PVDA (2021) België: een herstelplan dat vooral de multinationals een duwtje wil geven. https://www.pvda.b/belgi_een_herstelplan_dat_vooral_de_multinationals_een_duwtje_wil_geven /

Eva Pastorelli and Anelia Stefanova (2023) Italian recovery plan: a short sighted plan guiding the future

[17] Financial Times (2020) The chain of events that led to Germany’s change over Europe’s recovery fund.

[18] Politico (2022) Brussels braces for row over new EU funding to thwart US subsidies.

[19] McKinsey (2020) How the European Union could achieve net-zero emissions at net-zero cost.

[20] EIB (2021) EIB President highlights importance of public-private infrastructure investment to accelerate sustainable recovery at G20 meeting.

[21] Counter Balance (2022) EU bank hands out billions to companies complicit in burning fossil fuels.

[22] Counter Balance (2022) EIB backtracks on path to become climate bank.

[23] Counter Balance (2019) Not worth celebrating yet?

[24] ECB (2022) Annual consolidated balance sheet of the Eurosystem.

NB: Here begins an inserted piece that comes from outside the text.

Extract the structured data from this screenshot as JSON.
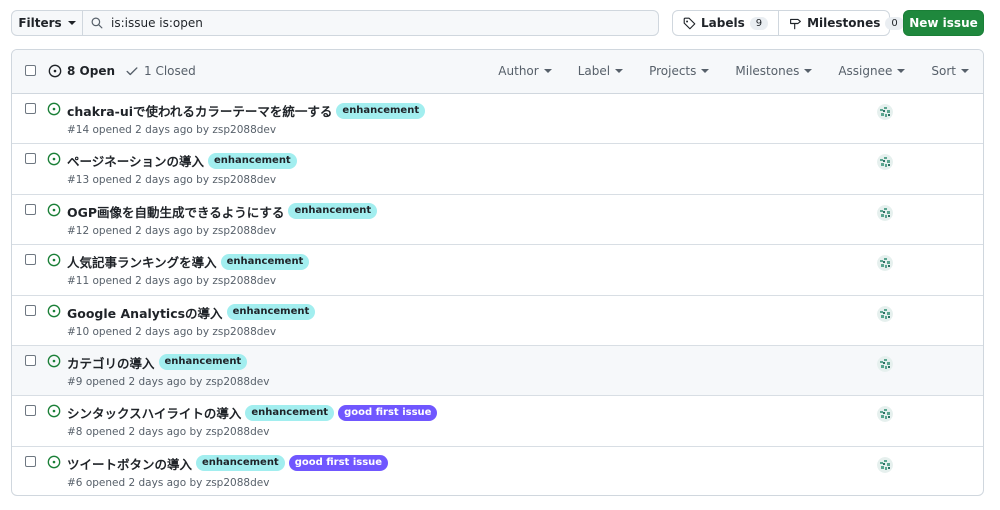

[25] Counter Balance (2021) The European green deal: reclaiming public investments for a real socio-ecological transformation.